"I can assume that the international court is good enough to bring justice for the Cambodian people, especially for me," he said. "I want to see Duch die in jail."
More than 10 million Cambodians were expected to watch the live broadcast of the verdict being televised across the country, said Reach Sambath, the spokesman for the court.
"Today is a historic important day for the people of Cambodia," Sambath said.
At least 1.7 million people -- nearly a quarter of Cambodia's population -- died under the 1975-1979 Khmer Rouge regime from execution, disease, starvation and overwork, according to the Documentation Center of Cambodia.
Another four of the ultra-Maoist regime's former leaders are waiting to see if they will stand trial before a U.N.-backed tribunal for war crimes and crimes against humanity.
The tribunal began its work in 2007 after a decade of on-and-off negotiations between the United Nations and Cambodia over the structure and the functioning of the court.
Chhang, director of the documentation center, said his organization was holding verdict watch gatherings in seven provinces so that rural Cambodians could observe.
Chhang said the verdict may not suit everyone, but he thinks Cambodians will be able to turn over a new leaf once the verdict is announced.
"This is what we have, and then we must move [on]. We have our own identity now, our own family, our own society now.

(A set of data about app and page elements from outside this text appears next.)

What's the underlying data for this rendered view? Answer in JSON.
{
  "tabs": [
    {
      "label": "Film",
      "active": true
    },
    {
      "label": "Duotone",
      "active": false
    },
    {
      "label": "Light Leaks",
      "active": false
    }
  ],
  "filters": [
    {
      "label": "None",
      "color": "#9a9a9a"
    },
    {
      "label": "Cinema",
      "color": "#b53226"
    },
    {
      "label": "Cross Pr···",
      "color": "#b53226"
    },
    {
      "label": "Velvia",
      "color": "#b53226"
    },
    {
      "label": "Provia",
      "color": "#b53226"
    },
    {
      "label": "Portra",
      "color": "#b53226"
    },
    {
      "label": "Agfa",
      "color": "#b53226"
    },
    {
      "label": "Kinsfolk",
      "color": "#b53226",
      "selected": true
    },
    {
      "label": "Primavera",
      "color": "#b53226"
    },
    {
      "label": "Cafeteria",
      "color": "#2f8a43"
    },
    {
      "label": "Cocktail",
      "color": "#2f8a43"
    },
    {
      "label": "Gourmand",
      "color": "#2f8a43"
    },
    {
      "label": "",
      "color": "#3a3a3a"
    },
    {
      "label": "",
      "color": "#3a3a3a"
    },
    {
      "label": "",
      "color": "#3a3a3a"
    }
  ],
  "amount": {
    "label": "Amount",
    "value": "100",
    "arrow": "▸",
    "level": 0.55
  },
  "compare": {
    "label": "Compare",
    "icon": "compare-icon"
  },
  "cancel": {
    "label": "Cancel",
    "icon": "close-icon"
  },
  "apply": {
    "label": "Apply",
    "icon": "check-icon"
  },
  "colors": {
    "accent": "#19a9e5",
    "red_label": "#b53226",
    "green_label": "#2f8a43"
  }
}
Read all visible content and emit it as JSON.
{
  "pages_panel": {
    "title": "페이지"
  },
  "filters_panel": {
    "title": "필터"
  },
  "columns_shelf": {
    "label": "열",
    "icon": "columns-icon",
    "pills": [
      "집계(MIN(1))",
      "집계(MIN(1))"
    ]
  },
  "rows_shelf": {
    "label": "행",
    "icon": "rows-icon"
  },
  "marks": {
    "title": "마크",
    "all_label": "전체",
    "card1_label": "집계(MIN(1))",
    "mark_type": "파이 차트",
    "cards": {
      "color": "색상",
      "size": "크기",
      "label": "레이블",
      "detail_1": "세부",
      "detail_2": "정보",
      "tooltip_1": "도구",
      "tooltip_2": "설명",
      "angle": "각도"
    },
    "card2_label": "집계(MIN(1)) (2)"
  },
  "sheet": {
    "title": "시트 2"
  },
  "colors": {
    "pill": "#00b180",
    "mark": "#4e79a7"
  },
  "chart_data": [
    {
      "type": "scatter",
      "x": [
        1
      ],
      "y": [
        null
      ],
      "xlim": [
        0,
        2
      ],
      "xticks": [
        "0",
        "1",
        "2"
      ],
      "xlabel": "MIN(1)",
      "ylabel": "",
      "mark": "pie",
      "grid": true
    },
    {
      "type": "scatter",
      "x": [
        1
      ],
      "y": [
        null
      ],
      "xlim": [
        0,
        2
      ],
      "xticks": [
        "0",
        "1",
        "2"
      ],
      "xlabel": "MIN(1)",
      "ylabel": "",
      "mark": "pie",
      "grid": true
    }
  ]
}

We have to build it, make it strong, to prevent [the past] from happening" again," he said.
On Sunday, parents, siblings, friends and loved ones gathered before monks in a courtyard of the prison site -- now a museum -- to participate in a ceremony to honor the dead. Among them were survivors of S-21, such as Bou Meng, who wept at times during the memorial.
"I have been waiting for justice for 30 years," he said. "If the verdict does not please me, I will be disappointed forever."
Eng Chanthy, 47, lost her father, six brothers and grandfather to the Khmer Rouge due to starvation.
"I believe that justice will be brought by the tribunal court," Chanthy said."I heard Duch was apologizing to the Cambodian people and asking the people to pardon to him, and I don't agree with him asking for freedom."
"I feel that Duch should die in prison. I don't want to see him live in freedom," she said.